## [Exercise prompt]
Search the data for the word "this" and copy every line where it occurs.

====== Records provided

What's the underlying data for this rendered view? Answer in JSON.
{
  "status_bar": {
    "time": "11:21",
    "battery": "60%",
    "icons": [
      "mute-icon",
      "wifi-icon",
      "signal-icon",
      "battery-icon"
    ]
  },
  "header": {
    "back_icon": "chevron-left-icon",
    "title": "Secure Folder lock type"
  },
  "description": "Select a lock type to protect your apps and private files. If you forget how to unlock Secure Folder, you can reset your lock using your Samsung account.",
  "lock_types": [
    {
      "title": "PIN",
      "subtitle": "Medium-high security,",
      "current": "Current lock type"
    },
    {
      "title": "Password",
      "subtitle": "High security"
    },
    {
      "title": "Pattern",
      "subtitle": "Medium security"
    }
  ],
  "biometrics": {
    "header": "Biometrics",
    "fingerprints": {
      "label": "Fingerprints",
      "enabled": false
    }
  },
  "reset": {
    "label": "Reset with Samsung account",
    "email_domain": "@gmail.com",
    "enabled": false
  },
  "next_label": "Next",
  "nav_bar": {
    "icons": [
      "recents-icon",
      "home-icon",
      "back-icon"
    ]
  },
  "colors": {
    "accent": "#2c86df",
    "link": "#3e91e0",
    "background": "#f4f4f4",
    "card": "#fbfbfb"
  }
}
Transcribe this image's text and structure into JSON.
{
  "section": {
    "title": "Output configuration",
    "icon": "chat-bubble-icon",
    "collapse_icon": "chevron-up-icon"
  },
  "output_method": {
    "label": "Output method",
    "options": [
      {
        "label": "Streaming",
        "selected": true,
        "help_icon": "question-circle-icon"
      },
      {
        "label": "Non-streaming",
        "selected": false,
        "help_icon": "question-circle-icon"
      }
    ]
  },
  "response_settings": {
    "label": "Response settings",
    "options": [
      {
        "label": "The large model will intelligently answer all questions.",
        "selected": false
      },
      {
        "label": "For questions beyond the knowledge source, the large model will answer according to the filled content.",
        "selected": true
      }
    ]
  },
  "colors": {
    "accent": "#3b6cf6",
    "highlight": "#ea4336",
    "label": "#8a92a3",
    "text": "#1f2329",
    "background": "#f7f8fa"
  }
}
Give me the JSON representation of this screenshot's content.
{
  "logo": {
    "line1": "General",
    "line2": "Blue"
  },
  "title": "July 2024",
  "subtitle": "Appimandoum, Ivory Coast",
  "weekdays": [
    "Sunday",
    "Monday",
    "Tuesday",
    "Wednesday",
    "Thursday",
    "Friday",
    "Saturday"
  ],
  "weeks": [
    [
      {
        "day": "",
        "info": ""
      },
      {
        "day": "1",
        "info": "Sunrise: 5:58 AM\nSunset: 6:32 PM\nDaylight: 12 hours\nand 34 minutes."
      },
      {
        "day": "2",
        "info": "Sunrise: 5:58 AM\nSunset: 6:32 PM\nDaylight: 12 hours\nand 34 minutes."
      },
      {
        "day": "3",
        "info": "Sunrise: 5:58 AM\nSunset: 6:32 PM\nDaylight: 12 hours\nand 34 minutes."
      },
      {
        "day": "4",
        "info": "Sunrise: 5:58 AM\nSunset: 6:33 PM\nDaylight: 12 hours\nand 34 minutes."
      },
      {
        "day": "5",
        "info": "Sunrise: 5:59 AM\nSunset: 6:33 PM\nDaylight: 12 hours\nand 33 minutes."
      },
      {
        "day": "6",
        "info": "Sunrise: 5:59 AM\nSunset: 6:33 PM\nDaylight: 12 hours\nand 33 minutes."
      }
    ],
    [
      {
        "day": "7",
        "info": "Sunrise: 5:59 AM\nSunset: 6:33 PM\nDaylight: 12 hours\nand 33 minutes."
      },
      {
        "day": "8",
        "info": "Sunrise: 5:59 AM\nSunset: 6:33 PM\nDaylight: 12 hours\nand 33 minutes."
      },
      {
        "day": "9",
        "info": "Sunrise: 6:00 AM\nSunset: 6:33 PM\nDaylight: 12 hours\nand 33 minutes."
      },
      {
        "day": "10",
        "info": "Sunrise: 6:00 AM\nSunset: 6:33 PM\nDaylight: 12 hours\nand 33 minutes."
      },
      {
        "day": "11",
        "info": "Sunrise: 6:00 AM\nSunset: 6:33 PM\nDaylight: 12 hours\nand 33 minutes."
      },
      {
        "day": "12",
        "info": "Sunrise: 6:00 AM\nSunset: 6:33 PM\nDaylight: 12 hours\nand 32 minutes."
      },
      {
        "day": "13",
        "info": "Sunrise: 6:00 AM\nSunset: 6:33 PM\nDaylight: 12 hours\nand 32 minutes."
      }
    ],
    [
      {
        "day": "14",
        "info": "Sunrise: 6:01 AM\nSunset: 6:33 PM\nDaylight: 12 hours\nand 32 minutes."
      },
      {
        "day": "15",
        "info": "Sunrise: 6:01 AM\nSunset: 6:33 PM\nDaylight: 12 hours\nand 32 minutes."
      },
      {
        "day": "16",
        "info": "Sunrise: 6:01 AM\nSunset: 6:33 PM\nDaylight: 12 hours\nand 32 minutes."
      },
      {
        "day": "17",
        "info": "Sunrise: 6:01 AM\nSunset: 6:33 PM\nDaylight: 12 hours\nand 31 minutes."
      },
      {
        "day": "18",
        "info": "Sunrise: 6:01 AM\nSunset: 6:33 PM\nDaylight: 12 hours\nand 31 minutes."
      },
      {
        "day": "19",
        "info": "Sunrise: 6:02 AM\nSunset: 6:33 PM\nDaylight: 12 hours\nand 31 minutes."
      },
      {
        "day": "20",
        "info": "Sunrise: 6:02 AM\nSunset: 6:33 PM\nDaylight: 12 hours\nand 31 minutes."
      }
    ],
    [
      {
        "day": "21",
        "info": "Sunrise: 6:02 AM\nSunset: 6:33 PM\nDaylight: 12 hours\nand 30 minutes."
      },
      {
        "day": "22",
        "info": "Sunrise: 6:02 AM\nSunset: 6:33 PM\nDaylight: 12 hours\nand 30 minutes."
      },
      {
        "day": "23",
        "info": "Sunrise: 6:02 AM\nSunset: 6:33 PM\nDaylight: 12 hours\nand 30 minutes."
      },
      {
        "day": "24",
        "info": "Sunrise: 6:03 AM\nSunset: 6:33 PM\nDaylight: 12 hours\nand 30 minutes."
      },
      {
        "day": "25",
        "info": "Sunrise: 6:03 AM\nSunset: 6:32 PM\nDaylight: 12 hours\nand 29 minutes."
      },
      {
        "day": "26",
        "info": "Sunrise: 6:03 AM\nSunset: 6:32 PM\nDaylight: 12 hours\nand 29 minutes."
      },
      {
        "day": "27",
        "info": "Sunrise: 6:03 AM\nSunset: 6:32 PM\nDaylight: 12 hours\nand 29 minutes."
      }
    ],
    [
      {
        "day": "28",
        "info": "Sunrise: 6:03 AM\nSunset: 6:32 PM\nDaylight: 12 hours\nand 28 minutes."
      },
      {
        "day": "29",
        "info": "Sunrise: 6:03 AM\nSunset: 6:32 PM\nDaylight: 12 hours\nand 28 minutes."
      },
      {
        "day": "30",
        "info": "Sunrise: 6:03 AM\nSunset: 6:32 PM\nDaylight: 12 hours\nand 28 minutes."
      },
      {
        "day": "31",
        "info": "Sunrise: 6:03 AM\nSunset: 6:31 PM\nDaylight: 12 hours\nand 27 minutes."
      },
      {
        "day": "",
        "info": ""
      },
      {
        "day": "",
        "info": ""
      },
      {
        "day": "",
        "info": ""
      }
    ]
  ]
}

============

## [Your solution]
What's the underlying data for this rendered view? Answer in JSON.
Transcribe this image's text and structure into JSON.
Give me the JSON representation of this screenshot's content.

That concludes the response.